Task directions
After removing every image, reproduce the data exactly as it appears.

Supplied information
================================
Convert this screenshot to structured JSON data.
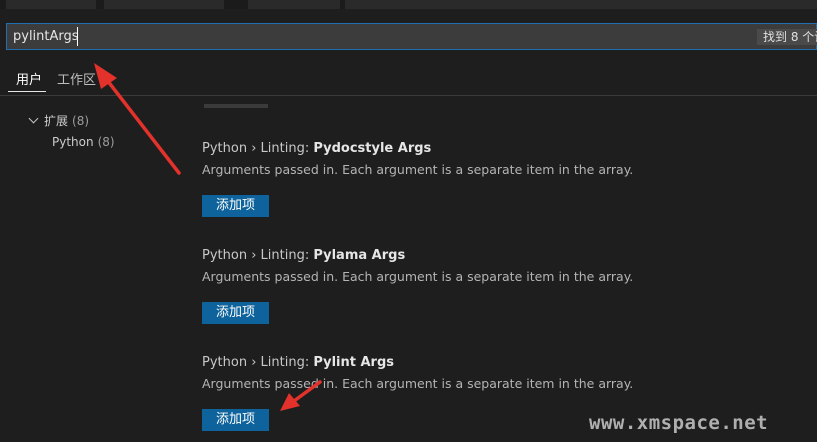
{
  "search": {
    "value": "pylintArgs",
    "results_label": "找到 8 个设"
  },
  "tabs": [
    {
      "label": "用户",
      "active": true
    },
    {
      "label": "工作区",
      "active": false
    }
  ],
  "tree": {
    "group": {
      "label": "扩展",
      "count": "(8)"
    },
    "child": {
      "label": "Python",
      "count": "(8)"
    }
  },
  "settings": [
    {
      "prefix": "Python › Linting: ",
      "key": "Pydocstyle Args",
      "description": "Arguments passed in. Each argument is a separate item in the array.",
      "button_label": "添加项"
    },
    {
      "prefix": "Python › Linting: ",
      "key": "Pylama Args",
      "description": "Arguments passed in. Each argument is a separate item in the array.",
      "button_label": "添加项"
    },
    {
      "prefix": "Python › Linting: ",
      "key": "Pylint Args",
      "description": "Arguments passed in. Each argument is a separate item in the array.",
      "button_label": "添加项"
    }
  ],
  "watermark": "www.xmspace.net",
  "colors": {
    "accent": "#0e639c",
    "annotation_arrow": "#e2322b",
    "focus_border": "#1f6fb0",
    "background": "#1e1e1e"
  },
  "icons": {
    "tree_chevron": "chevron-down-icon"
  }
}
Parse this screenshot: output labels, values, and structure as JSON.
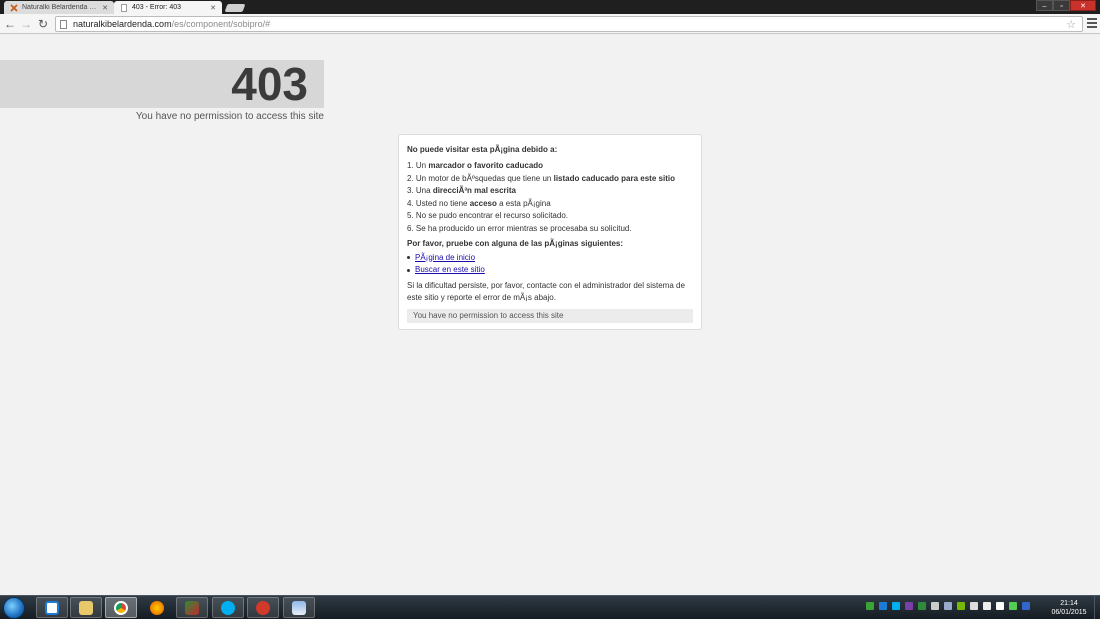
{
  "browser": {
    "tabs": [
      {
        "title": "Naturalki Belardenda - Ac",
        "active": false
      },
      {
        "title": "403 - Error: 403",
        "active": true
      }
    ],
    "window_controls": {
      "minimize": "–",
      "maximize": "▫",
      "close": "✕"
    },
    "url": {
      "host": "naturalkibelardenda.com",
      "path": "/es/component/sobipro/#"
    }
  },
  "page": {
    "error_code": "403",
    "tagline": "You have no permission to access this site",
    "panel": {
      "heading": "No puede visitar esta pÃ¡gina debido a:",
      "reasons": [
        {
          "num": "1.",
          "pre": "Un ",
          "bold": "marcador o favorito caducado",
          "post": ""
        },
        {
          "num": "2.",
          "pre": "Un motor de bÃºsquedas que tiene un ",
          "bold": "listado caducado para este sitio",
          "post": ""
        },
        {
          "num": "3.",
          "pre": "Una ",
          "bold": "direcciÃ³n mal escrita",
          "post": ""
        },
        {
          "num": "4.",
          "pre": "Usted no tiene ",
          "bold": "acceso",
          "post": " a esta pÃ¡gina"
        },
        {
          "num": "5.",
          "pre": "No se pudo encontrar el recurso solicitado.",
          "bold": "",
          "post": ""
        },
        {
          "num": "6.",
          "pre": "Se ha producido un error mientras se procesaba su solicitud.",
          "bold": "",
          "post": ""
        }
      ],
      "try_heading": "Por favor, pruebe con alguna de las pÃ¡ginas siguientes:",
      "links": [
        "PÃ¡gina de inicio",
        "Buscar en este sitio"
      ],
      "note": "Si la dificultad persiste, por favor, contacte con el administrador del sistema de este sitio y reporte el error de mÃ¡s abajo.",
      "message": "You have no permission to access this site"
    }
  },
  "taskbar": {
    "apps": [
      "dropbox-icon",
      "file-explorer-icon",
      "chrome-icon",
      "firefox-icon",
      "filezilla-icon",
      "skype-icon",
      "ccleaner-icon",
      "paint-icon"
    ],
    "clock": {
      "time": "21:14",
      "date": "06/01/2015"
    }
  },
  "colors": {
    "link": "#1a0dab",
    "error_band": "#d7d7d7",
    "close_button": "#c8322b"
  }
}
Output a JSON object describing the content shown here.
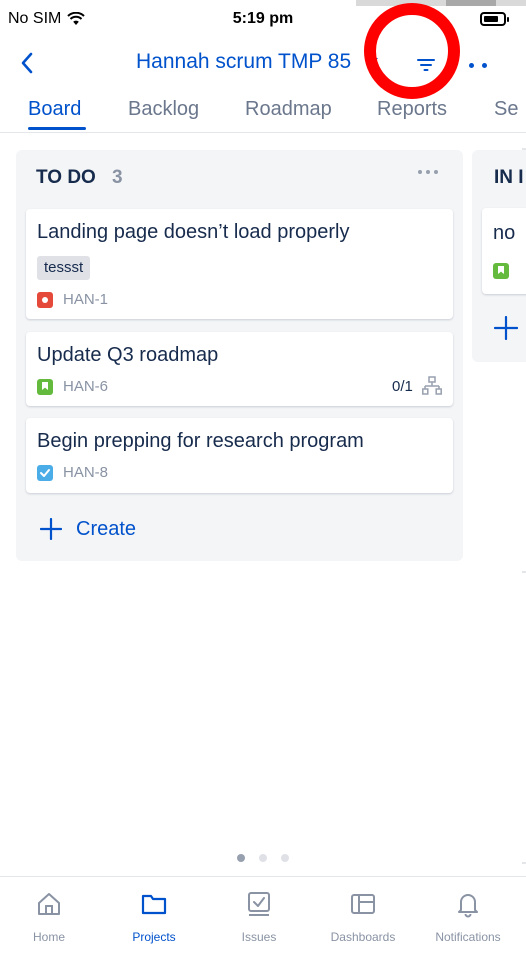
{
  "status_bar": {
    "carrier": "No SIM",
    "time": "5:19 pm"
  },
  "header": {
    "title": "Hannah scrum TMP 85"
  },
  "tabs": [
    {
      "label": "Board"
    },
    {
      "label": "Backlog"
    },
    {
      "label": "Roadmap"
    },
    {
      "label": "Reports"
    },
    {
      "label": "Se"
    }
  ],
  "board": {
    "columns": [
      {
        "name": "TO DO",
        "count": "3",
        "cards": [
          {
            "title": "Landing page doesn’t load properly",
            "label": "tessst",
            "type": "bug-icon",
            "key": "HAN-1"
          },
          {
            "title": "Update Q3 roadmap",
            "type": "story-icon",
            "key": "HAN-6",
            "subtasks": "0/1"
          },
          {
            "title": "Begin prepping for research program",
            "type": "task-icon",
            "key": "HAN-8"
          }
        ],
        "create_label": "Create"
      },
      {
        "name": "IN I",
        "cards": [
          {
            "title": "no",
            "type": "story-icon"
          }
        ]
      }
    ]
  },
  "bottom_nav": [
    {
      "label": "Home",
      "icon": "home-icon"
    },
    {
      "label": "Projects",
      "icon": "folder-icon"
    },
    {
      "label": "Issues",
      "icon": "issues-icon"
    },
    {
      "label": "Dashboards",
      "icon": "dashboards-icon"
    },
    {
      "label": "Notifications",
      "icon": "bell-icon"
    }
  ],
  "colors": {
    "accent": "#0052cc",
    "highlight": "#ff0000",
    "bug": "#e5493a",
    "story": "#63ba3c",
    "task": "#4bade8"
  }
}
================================
Exercise response
Convert this screenshot to structured JSON data.
{
  "search": {
    "value": "pylintArgs",
    "results_label": "找到 8 个设"
  },
  "tabs": [
    {
      "label": "用户",
      "active": true
    },
    {
      "label": "工作区",
      "active": false
    }
  ],
  "tree": {
    "group": {
      "label": "扩展",
      "count": "(8)"
    },
    "child": {
      "label": "Python",
      "count": "(8)"
    }
  },
  "settings": [
    {
      "prefix": "Python › Linting: ",
      "key": "Pydocstyle Args",
      "description": "Arguments passed in. Each argument is a separate item in the array.",
      "button_label": "添加项"
    },
    {
      "prefix": "Python › Linting: ",
      "key": "Pylama Args",
      "description": "Arguments passed in. Each argument is a separate item in the array.",
      "button_label": "添加项"
    },
    {
      "prefix": "Python › Linting: ",
      "key": "Pylint Args",
      "description": "Arguments passed in. Each argument is a separate item in the array.",
      "button_label": "添加项"
    }
  ],
  "watermark": "www.xmspace.net",
  "colors": {
    "accent": "#0e639c",
    "annotation_arrow": "#e2322b",
    "focus_border": "#1f6fb0",
    "background": "#1e1e1e"
  },
  "icons": {
    "tree_chevron": "chevron-down-icon"
  }
}
Parse this screenshot: output labels, values, and structure as JSON.
{
  "browser": {
    "tabs": [
      {
        "title": "Naturalki Belardenda - Ac",
        "active": false
      },
      {
        "title": "403 - Error: 403",
        "active": true
      }
    ],
    "window_controls": {
      "minimize": "–",
      "maximize": "▫",
      "close": "✕"
    },
    "url": {
      "host": "naturalkibelardenda.com",
      "path": "/es/component/sobipro/#"
    }
  },
  "page": {
    "error_code": "403",
    "tagline": "You have no permission to access this site",
    "panel": {
      "heading": "No puede visitar esta pÃ¡gina debido a:",
      "reasons": [
        {
          "num": "1.",
          "pre": "Un ",
          "bold": "marcador o favorito caducado",
          "post": ""
        },
        {
          "num": "2.",
          "pre": "Un motor de bÃºsquedas que tiene un ",
          "bold": "listado caducado para este sitio",
          "post": ""
        },
        {
          "num": "3.",
          "pre": "Una ",
          "bold": "direcciÃ³n mal escrita",
          "post": ""
        },
        {
          "num": "4.",
          "pre": "Usted no tiene ",
          "bold": "acceso",
          "post": " a esta pÃ¡gina"
        },
        {
          "num": "5.",
          "pre": "No se pudo encontrar el recurso solicitado.",
          "bold": "",
          "post": ""
        },
        {
          "num": "6.",
          "pre": "Se ha producido un error mientras se procesaba su solicitud.",
          "bold": "",
          "post": ""
        }
      ],
      "try_heading": "Por favor, pruebe con alguna de las pÃ¡ginas siguientes:",
      "links": [
        "PÃ¡gina de inicio",
        "Buscar en este sitio"
      ],
      "note": "Si la dificultad persiste, por favor, contacte con el administrador del sistema de este sitio y reporte el error de mÃ¡s abajo.",
      "message": "You have no permission to access this site"
    }
  },
  "taskbar": {
    "apps": [
      "dropbox-icon",
      "file-explorer-icon",
      "chrome-icon",
      "firefox-icon",
      "filezilla-icon",
      "skype-icon",
      "ccleaner-icon",
      "paint-icon"
    ],
    "clock": {
      "time": "21:14",
      "date": "06/01/2015"
    }
  },
  "colors": {
    "link": "#1a0dab",
    "error_band": "#d7d7d7",
    "close_button": "#c8322b"
  }
}
Output a JSON object describing the content shown here.
{
  "status_bar": {
    "carrier": "No SIM",
    "time": "5:19 pm"
  },
  "header": {
    "title": "Hannah scrum TMP 85"
  },
  "tabs": [
    {
      "label": "Board"
    },
    {
      "label": "Backlog"
    },
    {
      "label": "Roadmap"
    },
    {
      "label": "Reports"
    },
    {
      "label": "Se"
    }
  ],
  "board": {
    "columns": [
      {
        "name": "TO DO",
        "count": "3",
        "cards": [
          {
            "title": "Landing page doesn’t load properly",
            "label": "tessst",
            "type": "bug-icon",
            "key": "HAN-1"
          },
          {
            "title": "Update Q3 roadmap",
            "type": "story-icon",
            "key": "HAN-6",
            "subtasks": "0/1"
          },
          {
            "title": "Begin prepping for research program",
            "type": "task-icon",
            "key": "HAN-8"
          }
        ],
        "create_label": "Create"
      },
      {
        "name": "IN I",
        "cards": [
          {
            "title": "no",
            "type": "story-icon"
          }
        ]
      }
    ]
  },
  "bottom_nav": [
    {
      "label": "Home",
      "icon": "home-icon"
    },
    {
      "label": "Projects",
      "icon": "folder-icon"
    },
    {
      "label": "Issues",
      "icon": "issues-icon"
    },
    {
      "label": "Dashboards",
      "icon": "dashboards-icon"
    },
    {
      "label": "Notifications",
      "icon": "bell-icon"
    }
  ],
  "colors": {
    "accent": "#0052cc",
    "highlight": "#ff0000",
    "bug": "#e5493a",
    "story": "#63ba3c",
    "task": "#4bade8"
  }
}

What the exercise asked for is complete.